Work task: Output the records exactly, and drop each picture.

───

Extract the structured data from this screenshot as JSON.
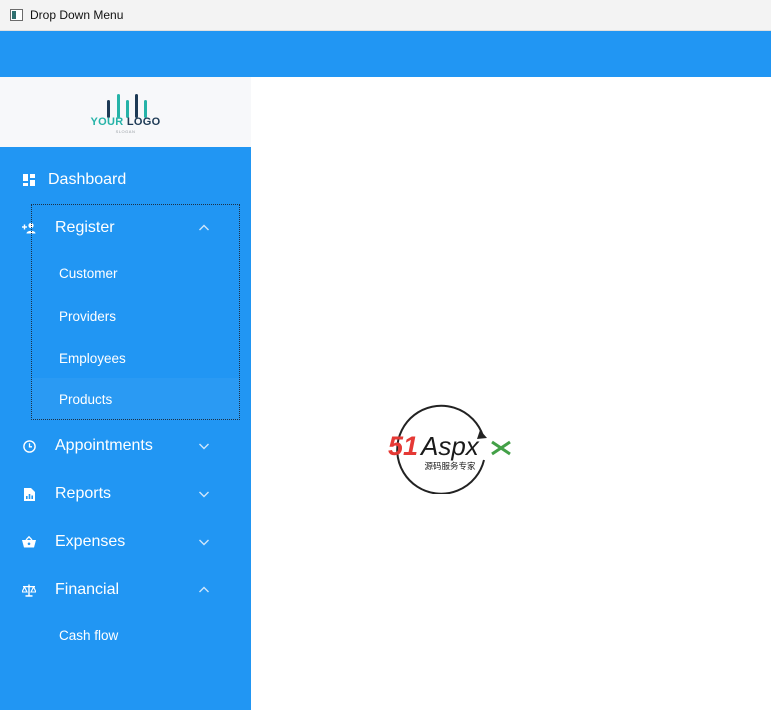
{
  "window": {
    "title": "Drop Down Menu"
  },
  "logo": {
    "word_1": "YOUR",
    "word_2": "LOGO",
    "slogan": "SLOGAN",
    "bar_color": "#26b3a8"
  },
  "sidebar": {
    "bg_color": "#2196f3",
    "items": [
      {
        "label": "Dashboard",
        "icon": "dashboard-icon",
        "expandable": false
      },
      {
        "label": "Register",
        "icon": "add-user-icon",
        "expandable": true,
        "expanded": true,
        "sub_items": [
          {
            "label": "Customer"
          },
          {
            "label": "Providers"
          },
          {
            "label": "Employees"
          },
          {
            "label": "Products"
          }
        ]
      },
      {
        "label": "Appointments",
        "icon": "clock-icon",
        "expandable": true,
        "expanded": false
      },
      {
        "label": "Reports",
        "icon": "report-icon",
        "expandable": true,
        "expanded": false
      },
      {
        "label": "Expenses",
        "icon": "basket-icon",
        "expandable": true,
        "expanded": false
      },
      {
        "label": "Financial",
        "icon": "balance-icon",
        "expandable": true,
        "expanded": true,
        "sub_items": [
          {
            "label": "Cash flow"
          }
        ]
      }
    ]
  },
  "watermark": {
    "brand_num": "51",
    "brand_text": "Aspx",
    "tagline": "源码服务专家"
  }
}
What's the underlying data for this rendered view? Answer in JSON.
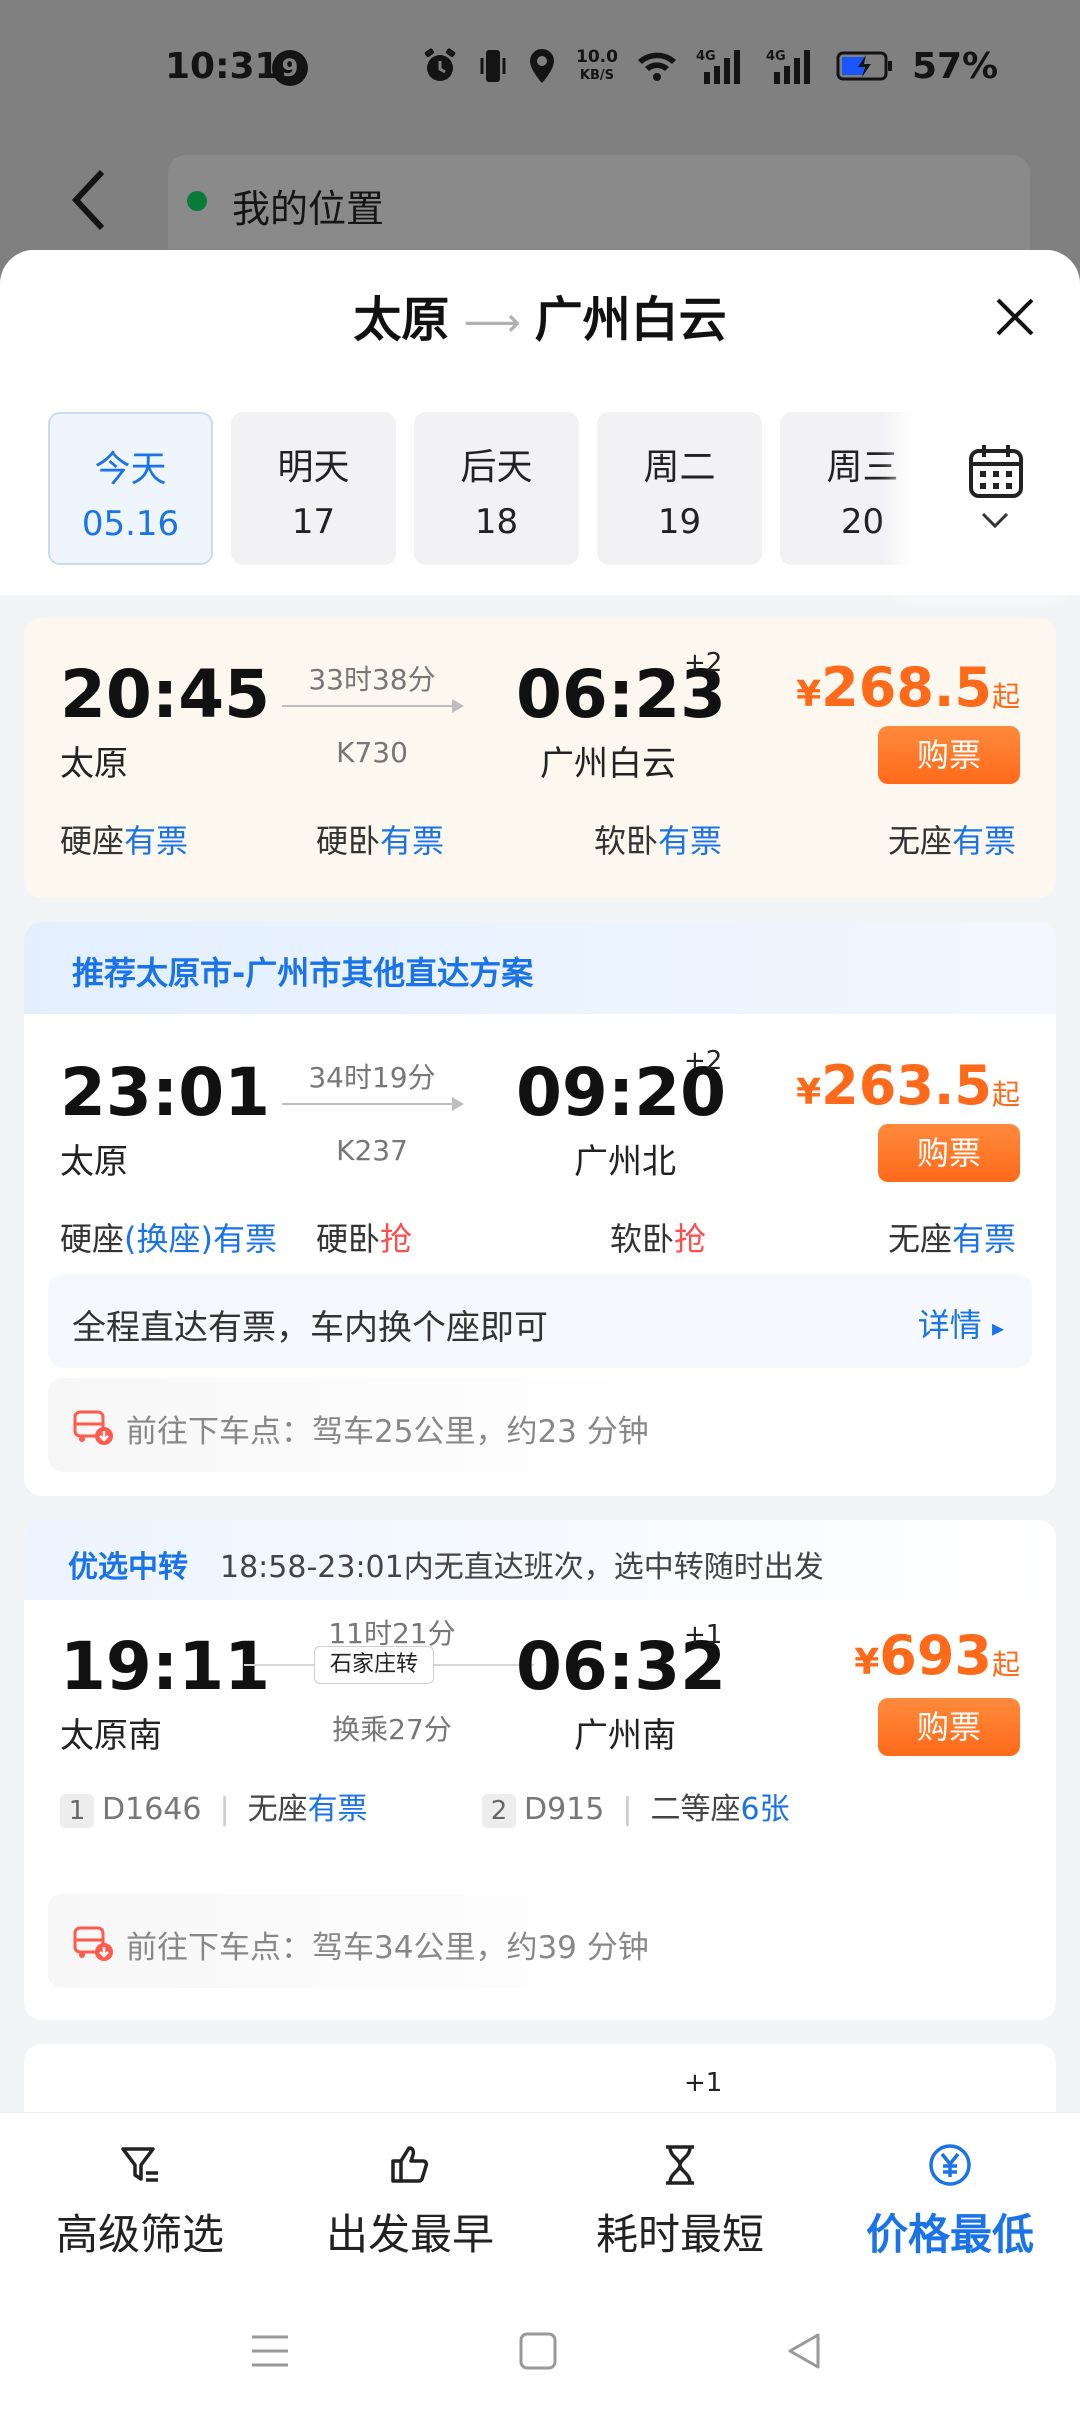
{
  "status": {
    "time": "10:31",
    "notif_count": "9",
    "net_speed_top": "10.0",
    "net_speed_bottom": "KB/S",
    "battery": "57%"
  },
  "background": {
    "location": "我的位置"
  },
  "sheet": {
    "from": "太原",
    "to": "广州白云"
  },
  "dates": [
    {
      "label": "今天",
      "date": "05.16",
      "active": true
    },
    {
      "label": "明天",
      "date": "17"
    },
    {
      "label": "后天",
      "date": "18"
    },
    {
      "label": "周二",
      "date": "19"
    },
    {
      "label": "周三",
      "date": "20"
    }
  ],
  "trains": [
    {
      "dep_time": "20:45",
      "dep_station": "太原",
      "duration": "33时38分",
      "train_no": "K730",
      "arr_time": "06:23",
      "arr_station": "广州白云",
      "day_offset": "+2",
      "price_sym": "¥",
      "price": "268.5",
      "price_suffix": "起",
      "buy": "购票",
      "seats": [
        {
          "name": "硬座",
          "status": "有票"
        },
        {
          "name": "硬卧",
          "status": "有票"
        },
        {
          "name": "软卧",
          "status": "有票"
        },
        {
          "name": "无座",
          "status": "有票"
        }
      ]
    },
    {
      "banner": "推荐太原市-广州市其他直达方案",
      "dep_time": "23:01",
      "dep_station": "太原",
      "duration": "34时19分",
      "train_no": "K237",
      "arr_time": "09:20",
      "arr_station": "广州北",
      "day_offset": "+2",
      "price_sym": "¥",
      "price": "263.5",
      "price_suffix": "起",
      "buy": "购票",
      "seats": [
        {
          "name": "硬座",
          "extra": "(换座)",
          "status": "有票"
        },
        {
          "name": "硬卧",
          "status": "抢"
        },
        {
          "name": "软卧",
          "status": "抢"
        },
        {
          "name": "无座",
          "status": "有票"
        }
      ],
      "info": "全程直达有票，车内换个座即可",
      "info_more": "详情",
      "drive": "前往下车点：驾车25公里，约23 分钟"
    },
    {
      "tag": "优选中转",
      "tag_desc": "18:58-23:01内无直达班次，选中转随时出发",
      "dep_time": "19:11",
      "dep_station": "太原南",
      "duration": "11时21分",
      "via": "石家庄转",
      "transfer": "换乘27分",
      "arr_time": "06:32",
      "arr_station": "广州南",
      "day_offset": "+1",
      "price_sym": "¥",
      "price": "693",
      "price_suffix": "起",
      "buy": "购票",
      "legs": [
        {
          "num": "1",
          "train": "D1646",
          "seat": "无座",
          "status": "有票"
        },
        {
          "num": "2",
          "train": "D915",
          "seat": "二等座",
          "status": "6张"
        }
      ],
      "drive": "前往下车点：驾车34公里，约39 分钟"
    },
    {
      "day_offset": "+1"
    }
  ],
  "bottom": [
    {
      "label": "高级筛选",
      "icon": "filter-icon"
    },
    {
      "label": "出发最早",
      "icon": "thumbs-up-icon"
    },
    {
      "label": "耗时最短",
      "icon": "hourglass-icon"
    },
    {
      "label": "价格最低",
      "icon": "yuan-circle-icon",
      "active": true
    }
  ],
  "colors": {
    "accent": "#1a73e8",
    "price": "#ff6a1a",
    "grab": "#ff4d4d"
  }
}
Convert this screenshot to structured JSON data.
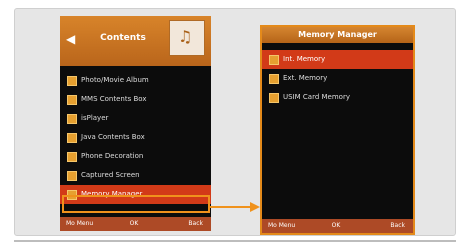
{
  "left_screen": {
    "header": {
      "back_icon": "chevron-left-icon",
      "title": "Contents",
      "folder_icon": "folder-music-icon"
    },
    "items": [
      {
        "label": "Photo/Movie Album",
        "icon": "folder-icon"
      },
      {
        "label": "MMS Contents Box",
        "icon": "folder-icon"
      },
      {
        "label": "isPlayer",
        "icon": "folder-icon"
      },
      {
        "label": "Java Contents Box",
        "icon": "folder-icon"
      },
      {
        "label": "Phone Decoration",
        "icon": "folder-icon"
      },
      {
        "label": "Captured Screen",
        "icon": "folder-icon"
      },
      {
        "label": "Memory Manager",
        "icon": "folder-icon",
        "selected": true
      }
    ],
    "softkeys": {
      "left": "Mo Menu",
      "center": "OK",
      "right": "Back"
    }
  },
  "right_screen": {
    "header": {
      "title": "Memory Manager"
    },
    "items": [
      {
        "label": "Int. Memory",
        "icon": "folder-icon",
        "selected": true
      },
      {
        "label": "Ext. Memory",
        "icon": "folder-icon"
      },
      {
        "label": "USIM Card Memory",
        "icon": "folder-icon"
      }
    ],
    "softkeys": {
      "left": "Mo Menu",
      "center": "OK",
      "right": "Back"
    }
  },
  "colors": {
    "accent": "#e48a1a",
    "selected_row": "#d23a18",
    "header": "#c77424",
    "screen_bg": "#0c0c0c"
  }
}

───

Result of the task:
Extract the structured data from this screenshot as JSON.
{
  "window": {
    "title": "Drop Down Menu"
  },
  "logo": {
    "word_1": "YOUR",
    "word_2": "LOGO",
    "slogan": "SLOGAN",
    "bar_color": "#26b3a8"
  },
  "sidebar": {
    "bg_color": "#2196f3",
    "items": [
      {
        "label": "Dashboard",
        "icon": "dashboard-icon",
        "expandable": false
      },
      {
        "label": "Register",
        "icon": "add-user-icon",
        "expandable": true,
        "expanded": true,
        "sub_items": [
          {
            "label": "Customer"
          },
          {
            "label": "Providers"
          },
          {
            "label": "Employees"
          },
          {
            "label": "Products"
          }
        ]
      },
      {
        "label": "Appointments",
        "icon": "clock-icon",
        "expandable": true,
        "expanded": false
      },
      {
        "label": "Reports",
        "icon": "report-icon",
        "expandable": true,
        "expanded": false
      },
      {
        "label": "Expenses",
        "icon": "basket-icon",
        "expandable": true,
        "expanded": false
      },
      {
        "label": "Financial",
        "icon": "balance-icon",
        "expandable": true,
        "expanded": true,
        "sub_items": [
          {
            "label": "Cash flow"
          }
        ]
      }
    ]
  },
  "watermark": {
    "brand_num": "51",
    "brand_text": "Aspx",
    "tagline": "源码服务专家"
  }
}
What's the underlying data for this rendered view? Answer in JSON.
{
  "status": {
    "time": "10:31",
    "notif_count": "9",
    "net_speed_top": "10.0",
    "net_speed_bottom": "KB/S",
    "battery": "57%"
  },
  "background": {
    "location": "我的位置"
  },
  "sheet": {
    "from": "太原",
    "to": "广州白云"
  },
  "dates": [
    {
      "label": "今天",
      "date": "05.16",
      "active": true
    },
    {
      "label": "明天",
      "date": "17"
    },
    {
      "label": "后天",
      "date": "18"
    },
    {
      "label": "周二",
      "date": "19"
    },
    {
      "label": "周三",
      "date": "20"
    }
  ],
  "trains": [
    {
      "dep_time": "20:45",
      "dep_station": "太原",
      "duration": "33时38分",
      "train_no": "K730",
      "arr_time": "06:23",
      "arr_station": "广州白云",
      "day_offset": "+2",
      "price_sym": "¥",
      "price": "268.5",
      "price_suffix": "起",
      "buy": "购票",
      "seats": [
        {
          "name": "硬座",
          "status": "有票"
        },
        {
          "name": "硬卧",
          "status": "有票"
        },
        {
          "name": "软卧",
          "status": "有票"
        },
        {
          "name": "无座",
          "status": "有票"
        }
      ]
    },
    {
      "banner": "推荐太原市-广州市其他直达方案",
      "dep_time": "23:01",
      "dep_station": "太原",
      "duration": "34时19分",
      "train_no": "K237",
      "arr_time": "09:20",
      "arr_station": "广州北",
      "day_offset": "+2",
      "price_sym": "¥",
      "price": "263.5",
      "price_suffix": "起",
      "buy": "购票",
      "seats": [
        {
          "name": "硬座",
          "extra": "(换座)",
          "status": "有票"
        },
        {
          "name": "硬卧",
          "status": "抢"
        },
        {
          "name": "软卧",
          "status": "抢"
        },
        {
          "name": "无座",
          "status": "有票"
        }
      ],
      "info": "全程直达有票，车内换个座即可",
      "info_more": "详情",
      "drive": "前往下车点：驾车25公里，约23 分钟"
    },
    {
      "tag": "优选中转",
      "tag_desc": "18:58-23:01内无直达班次，选中转随时出发",
      "dep_time": "19:11",
      "dep_station": "太原南",
      "duration": "11时21分",
      "via": "石家庄转",
      "transfer": "换乘27分",
      "arr_time": "06:32",
      "arr_station": "广州南",
      "day_offset": "+1",
      "price_sym": "¥",
      "price": "693",
      "price_suffix": "起",
      "buy": "购票",
      "legs": [
        {
          "num": "1",
          "train": "D1646",
          "seat": "无座",
          "status": "有票"
        },
        {
          "num": "2",
          "train": "D915",
          "seat": "二等座",
          "status": "6张"
        }
      ],
      "drive": "前往下车点：驾车34公里，约39 分钟"
    },
    {
      "day_offset": "+1"
    }
  ],
  "bottom": [
    {
      "label": "高级筛选",
      "icon": "filter-icon"
    },
    {
      "label": "出发最早",
      "icon": "thumbs-up-icon"
    },
    {
      "label": "耗时最短",
      "icon": "hourglass-icon"
    },
    {
      "label": "价格最低",
      "icon": "yuan-circle-icon",
      "active": true
    }
  ],
  "colors": {
    "accent": "#1a73e8",
    "price": "#ff6a1a",
    "grab": "#ff4d4d"
  }
}
Convert this screenshot to structured JSON data.
{
  "left_screen": {
    "header": {
      "back_icon": "chevron-left-icon",
      "title": "Contents",
      "folder_icon": "folder-music-icon"
    },
    "items": [
      {
        "label": "Photo/Movie Album",
        "icon": "folder-icon"
      },
      {
        "label": "MMS Contents Box",
        "icon": "folder-icon"
      },
      {
        "label": "isPlayer",
        "icon": "folder-icon"
      },
      {
        "label": "Java Contents Box",
        "icon": "folder-icon"
      },
      {
        "label": "Phone Decoration",
        "icon": "folder-icon"
      },
      {
        "label": "Captured Screen",
        "icon": "folder-icon"
      },
      {
        "label": "Memory Manager",
        "icon": "folder-icon",
        "selected": true
      }
    ],
    "softkeys": {
      "left": "Mo Menu",
      "center": "OK",
      "right": "Back"
    }
  },
  "right_screen": {
    "header": {
      "title": "Memory Manager"
    },
    "items": [
      {
        "label": "Int. Memory",
        "icon": "folder-icon",
        "selected": true
      },
      {
        "label": "Ext. Memory",
        "icon": "folder-icon"
      },
      {
        "label": "USIM Card Memory",
        "icon": "folder-icon"
      }
    ],
    "softkeys": {
      "left": "Mo Menu",
      "center": "OK",
      "right": "Back"
    }
  },
  "colors": {
    "accent": "#e48a1a",
    "selected_row": "#d23a18",
    "header": "#c77424",
    "screen_bg": "#0c0c0c"
  }
}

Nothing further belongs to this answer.